Planning out your documentation

Earlier this week I tweeted this:

Normally this would be a dig on someone else, but in this case I was actually digging on myself. I had just wrapped up a 2 hour session of going back and forth with a remote employee on how to use a new report in Maximo. The steps I gave I thought were quite clear:

  1. Log into Maximo and go to Inventory application.
  2. Search for inventory items that need to be printed on labels - e.g. all items in a specific bin.
  3. From the 'Select Action' menu, Click Run Reports and select the "Inventory Bin Labels" report.
  4. Run the report and export results as a PDF. Leave all the other settings as is.
  5. Save the PDF file to your desktop or preferred file folder.
  6. Open the PDF file and print at 100% scale on label sheets. Do not print at 'Scale to Fit' or 'Fit to Page'.

The problem was I thought the directions were clear. I was the one who created the workflow to run the report to print out the results, I was the one who troubleshooted the process for the step by step procedure, and I was the who sent out the documentation to other Maximo users.

Since I was the one who did all the work, I was the only one who knew exactly how to print the report.

Looking back I realized I didn't do this coworker any favors by rushing out an abbreviated step by step procedure.

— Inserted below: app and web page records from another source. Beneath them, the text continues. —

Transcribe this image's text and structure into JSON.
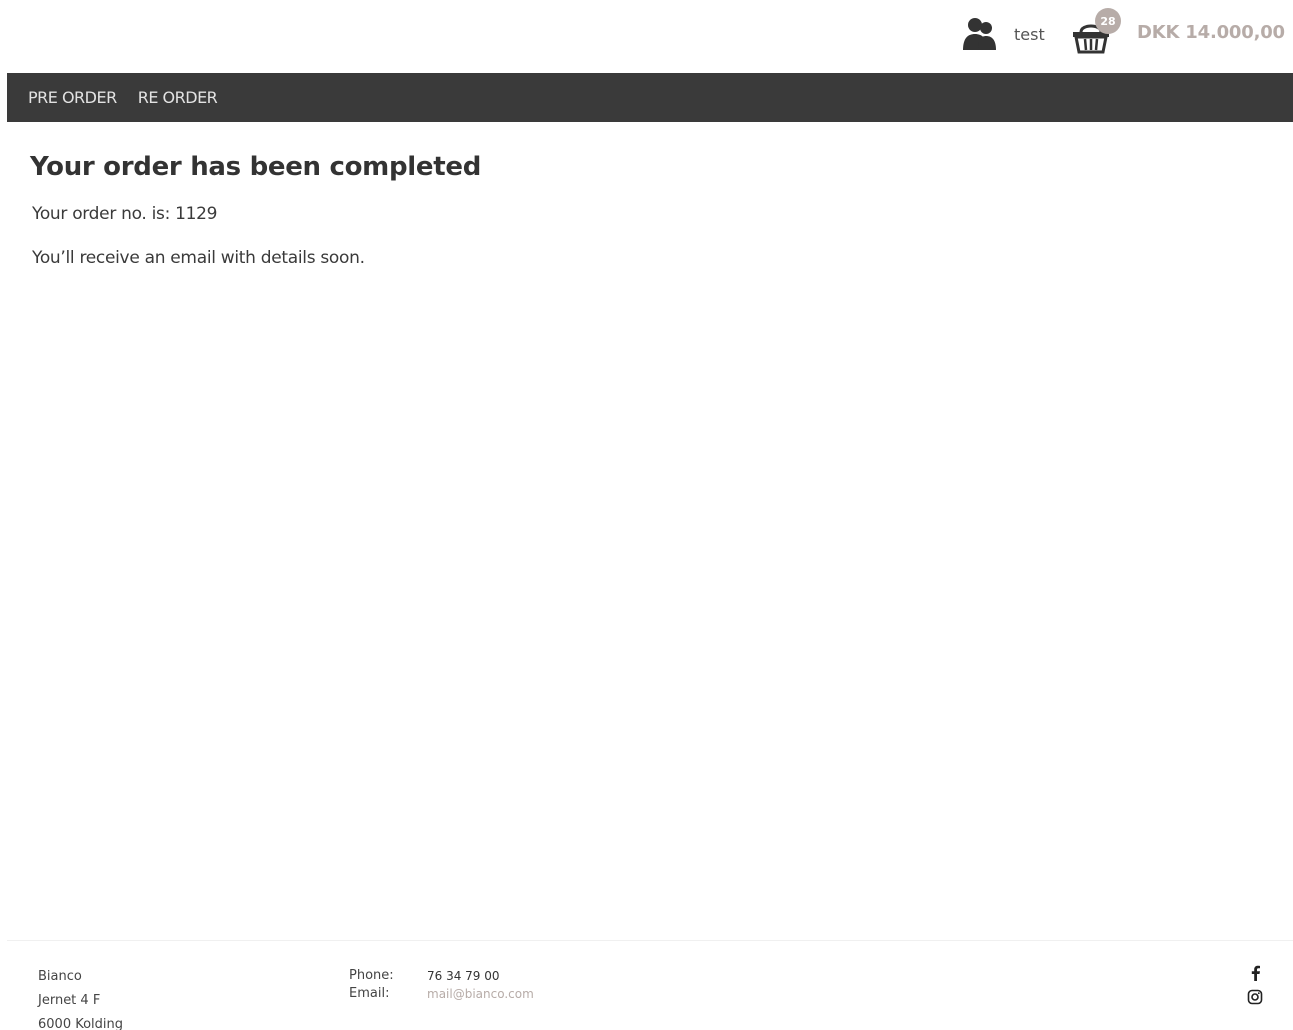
{
  "header": {
    "username": "test",
    "cart_count": "28",
    "cart_total": "DKK 14.000,00",
    "user_icon": "user-silhouette-icon",
    "cart_icon": "basket-icon"
  },
  "nav": {
    "items": [
      {
        "label": "PRE ORDER"
      },
      {
        "label": "RE ORDER"
      }
    ]
  },
  "main": {
    "title": "Your order has been completed",
    "order_number_text": "Your order no. is: 1129",
    "email_notice": "You’ll receive an email with details soon."
  },
  "footer": {
    "address": [
      "Bianco",
      "Jernet 4 F",
      "6000 Kolding"
    ],
    "phone_label": "Phone:",
    "phone_value": "76 34 79 00",
    "email_label": "Email:",
    "email_value": "mail@bianco.com",
    "social_icons": [
      "facebook-icon",
      "instagram-icon"
    ]
  },
  "colors": {
    "nav_background": "#3a3a3a",
    "accent": "#b7aca8",
    "text": "#333333"
  }
}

I took a step back and created another set of directions. This time I followed my standard practice for creating Maximo documentation:

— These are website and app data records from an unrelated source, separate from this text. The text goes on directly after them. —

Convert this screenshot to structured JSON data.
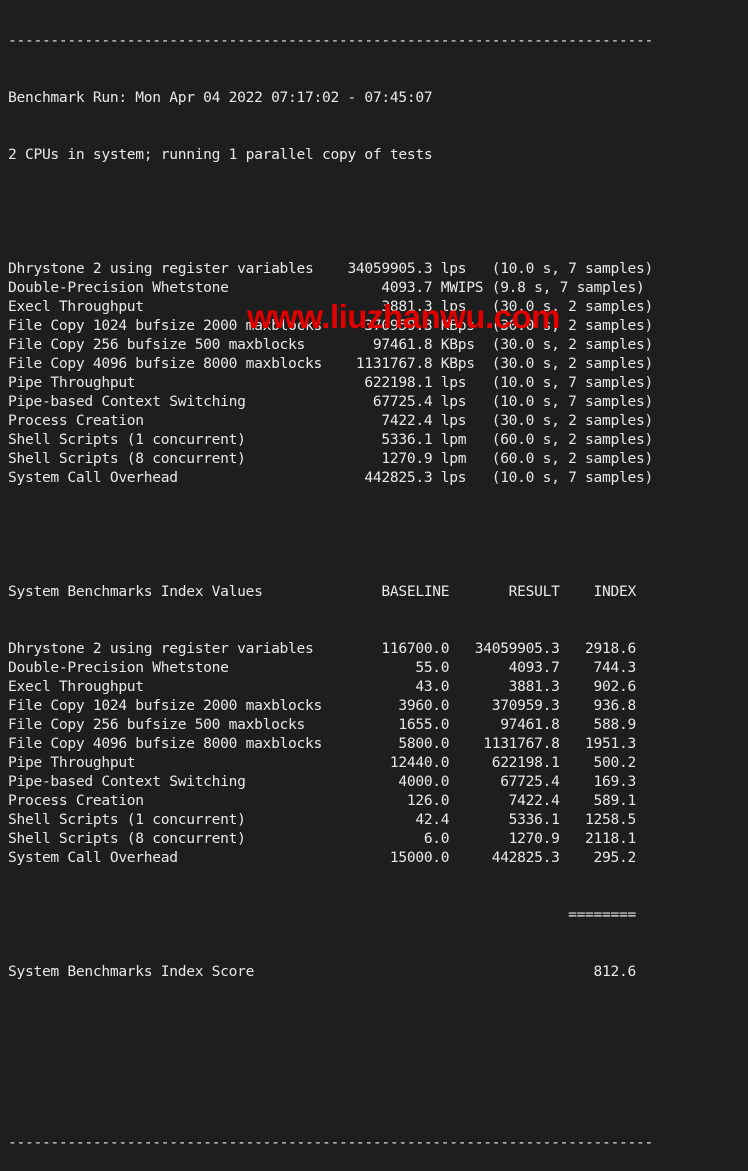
{
  "separator": "----------------------------------------------------------------------------",
  "run_header": "Benchmark Run: Mon Apr 04 2022 07:17:02 - 07:45:07",
  "cpu_info": "2 CPUs in system; running 1 parallel copy of tests",
  "raw_results": [
    {
      "name": "Dhrystone 2 using register variables",
      "value": "34059905.3",
      "unit": "lps",
      "detail": "(10.0 s, 7 samples)"
    },
    {
      "name": "Double-Precision Whetstone",
      "value": "4093.7",
      "unit": "MWIPS",
      "detail": "(9.8 s, 7 samples)"
    },
    {
      "name": "Execl Throughput",
      "value": "3881.3",
      "unit": "lps",
      "detail": "(30.0 s, 2 samples)"
    },
    {
      "name": "File Copy 1024 bufsize 2000 maxblocks",
      "value": "370959.3",
      "unit": "KBps",
      "detail": "(30.0 s, 2 samples)"
    },
    {
      "name": "File Copy 256 bufsize 500 maxblocks",
      "value": "97461.8",
      "unit": "KBps",
      "detail": "(30.0 s, 2 samples)"
    },
    {
      "name": "File Copy 4096 bufsize 8000 maxblocks",
      "value": "1131767.8",
      "unit": "KBps",
      "detail": "(30.0 s, 2 samples)"
    },
    {
      "name": "Pipe Throughput",
      "value": "622198.1",
      "unit": "lps",
      "detail": "(10.0 s, 7 samples)"
    },
    {
      "name": "Pipe-based Context Switching",
      "value": "67725.4",
      "unit": "lps",
      "detail": "(10.0 s, 7 samples)"
    },
    {
      "name": "Process Creation",
      "value": "7422.4",
      "unit": "lps",
      "detail": "(30.0 s, 2 samples)"
    },
    {
      "name": "Shell Scripts (1 concurrent)",
      "value": "5336.1",
      "unit": "lpm",
      "detail": "(60.0 s, 2 samples)"
    },
    {
      "name": "Shell Scripts (8 concurrent)",
      "value": "1270.9",
      "unit": "lpm",
      "detail": "(60.0 s, 2 samples)"
    },
    {
      "name": "System Call Overhead",
      "value": "442825.3",
      "unit": "lps",
      "detail": "(10.0 s, 7 samples)"
    }
  ],
  "index_header": {
    "title": "System Benchmarks Index Values",
    "baseline": "BASELINE",
    "result": "RESULT",
    "index": "INDEX"
  },
  "index_results": [
    {
      "name": "Dhrystone 2 using register variables",
      "baseline": "116700.0",
      "result": "34059905.3",
      "index": "2918.6"
    },
    {
      "name": "Double-Precision Whetstone",
      "baseline": "55.0",
      "result": "4093.7",
      "index": "744.3"
    },
    {
      "name": "Execl Throughput",
      "baseline": "43.0",
      "result": "3881.3",
      "index": "902.6"
    },
    {
      "name": "File Copy 1024 bufsize 2000 maxblocks",
      "baseline": "3960.0",
      "result": "370959.3",
      "index": "936.8"
    },
    {
      "name": "File Copy 256 bufsize 500 maxblocks",
      "baseline": "1655.0",
      "result": "97461.8",
      "index": "588.9"
    },
    {
      "name": "File Copy 4096 bufsize 8000 maxblocks",
      "baseline": "5800.0",
      "result": "1131767.8",
      "index": "1951.3"
    },
    {
      "name": "Pipe Throughput",
      "baseline": "12440.0",
      "result": "622198.1",
      "index": "500.2"
    },
    {
      "name": "Pipe-based Context Switching",
      "baseline": "4000.0",
      "result": "67725.4",
      "index": "169.3"
    },
    {
      "name": "Process Creation",
      "baseline": "126.0",
      "result": "7422.4",
      "index": "589.1"
    },
    {
      "name": "Shell Scripts (1 concurrent)",
      "baseline": "42.4",
      "result": "5336.1",
      "index": "1258.5"
    },
    {
      "name": "Shell Scripts (8 concurrent)",
      "baseline": "6.0",
      "result": "1270.9",
      "index": "2118.1"
    },
    {
      "name": "System Call Overhead",
      "baseline": "15000.0",
      "result": "442825.3",
      "index": "295.2"
    }
  ],
  "score_rule": "========",
  "score_label": "System Benchmarks Index Score",
  "score_value": "812.6",
  "watermark": "www.liuzhanwu.com",
  "colors": {
    "background": "#1e1e1e",
    "text": "#e8e8e8",
    "watermark": "#e00000"
  }
}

  1. Outline the steps: From beginning to end, collect all the steps needed to do the task you want to document. Don't worry about the details, just make sure you got down everything. This includes some of the simpler steps like what module to go to and any steps you assumed a user would take.
  2. Fill in the details: Now go back to the outline and fill in the details. This is where all the minor steps and potential 'gotchas' should be documented - what button do you need to push, what button should you not push, etc. Use screenshots to emphasize where/how a certain step is supposed to be taken.
  3. Try it yourself: Go back a third time and do all the steps yourself... exactly as you wrote them. This is actually the hardest step because it forces you to turn off what you already know. Go step by step and see if you can repeat the process based on what is written down, not what you know. If you can't, go back to step #2 and re-document the process. Try again and again until you can get the desired results.

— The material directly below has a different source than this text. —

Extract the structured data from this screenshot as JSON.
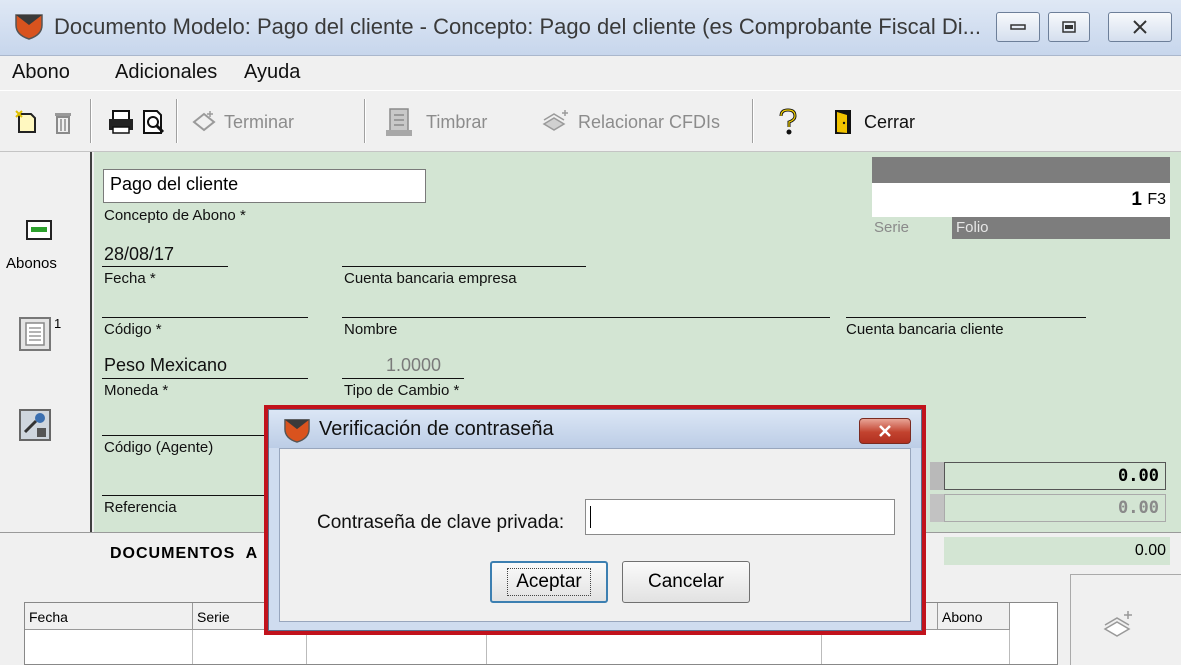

After reviewing what I had originally sent out, versus my 2nd version, I realized that I had not cleanly explained how to export the report to a PDF. Most of my Maximo users have the option to print to PDF from an application. So in this case, the Maximo user used the browser's print function to print the web page the report generated to PDF. After sending the 2nd version of the step by step process the user had no issues getting the report to print new bin labels.

Brevity of how to do something has never made for better directions.